"Google is essentially in the business of building rank lists which means they are in the business of busting those who manipulate those lists and this is a good move on their part. "
I don't blame Google for banning a company that explicitly sells/buys links to game their algo. No problem.
But where I do have a problem is that Google has been using their near-monopoly control as a gateway to internet traffic to force *everyone* to stop selling/buying links for *any* reason. Link selling existed long before Google - how else do you think anyone got their site exposed before search engines existed? Not all link selling is about Google.
So far, Google hasn't dared to ban a site for merely selling or buying links, because that site may or may not be trying to game the algo - they may just be trying to get some traffic, and link buying is a perfectly legitimate way to do that. But they have lowered site rankings when they suspect paid links. If they ban someone purely for selling links, that would constitute using their near-monopoly status to force businesses to adhere to Google's rules, and my understanding is that would put them in clear violation of US anti-trust law. (Remember, it's okay to be a monopoly, or near-monopoly, so long as you play by certain rules.)
So if Google wants to ban services that promise to bump you up in the engines through algo gaming, I think they're probably on solid legal and moral ground.
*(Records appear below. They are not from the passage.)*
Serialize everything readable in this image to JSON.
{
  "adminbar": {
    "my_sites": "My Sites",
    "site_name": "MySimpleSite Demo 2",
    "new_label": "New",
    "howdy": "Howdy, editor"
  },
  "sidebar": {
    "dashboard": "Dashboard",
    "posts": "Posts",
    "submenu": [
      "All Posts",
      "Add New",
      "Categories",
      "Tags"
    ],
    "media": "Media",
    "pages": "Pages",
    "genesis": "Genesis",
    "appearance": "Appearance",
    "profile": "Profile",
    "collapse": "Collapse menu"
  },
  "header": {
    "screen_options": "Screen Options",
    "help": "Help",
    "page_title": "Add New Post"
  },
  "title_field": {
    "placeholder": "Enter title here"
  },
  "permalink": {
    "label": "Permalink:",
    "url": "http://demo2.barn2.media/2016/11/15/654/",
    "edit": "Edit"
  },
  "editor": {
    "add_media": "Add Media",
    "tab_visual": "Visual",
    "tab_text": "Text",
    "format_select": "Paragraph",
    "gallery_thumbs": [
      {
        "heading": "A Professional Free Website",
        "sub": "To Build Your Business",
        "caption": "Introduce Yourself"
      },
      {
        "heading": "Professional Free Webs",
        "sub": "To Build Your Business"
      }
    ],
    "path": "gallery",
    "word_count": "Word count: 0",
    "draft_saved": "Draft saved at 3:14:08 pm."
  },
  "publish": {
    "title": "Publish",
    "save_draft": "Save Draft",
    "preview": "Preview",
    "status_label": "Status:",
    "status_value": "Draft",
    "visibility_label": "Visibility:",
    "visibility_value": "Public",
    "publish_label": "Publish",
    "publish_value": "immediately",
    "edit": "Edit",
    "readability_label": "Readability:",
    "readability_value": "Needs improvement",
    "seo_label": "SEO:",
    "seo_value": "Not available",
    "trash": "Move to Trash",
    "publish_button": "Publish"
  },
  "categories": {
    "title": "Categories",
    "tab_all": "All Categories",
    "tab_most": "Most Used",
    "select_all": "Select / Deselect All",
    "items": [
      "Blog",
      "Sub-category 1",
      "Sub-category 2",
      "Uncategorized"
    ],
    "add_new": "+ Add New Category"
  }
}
But I really question their history of lowering sites in the SERPs for engaging in paid links. Imagine if instead they were telling you to stop taking out TV ads, because TV mentions of websites were becoming part of the algo - and if you didn't stop taking out ads, they'd make sure virtually none of their enormous customer base ever heard of your business. It's the same principle, and it's legally and ethically problematic.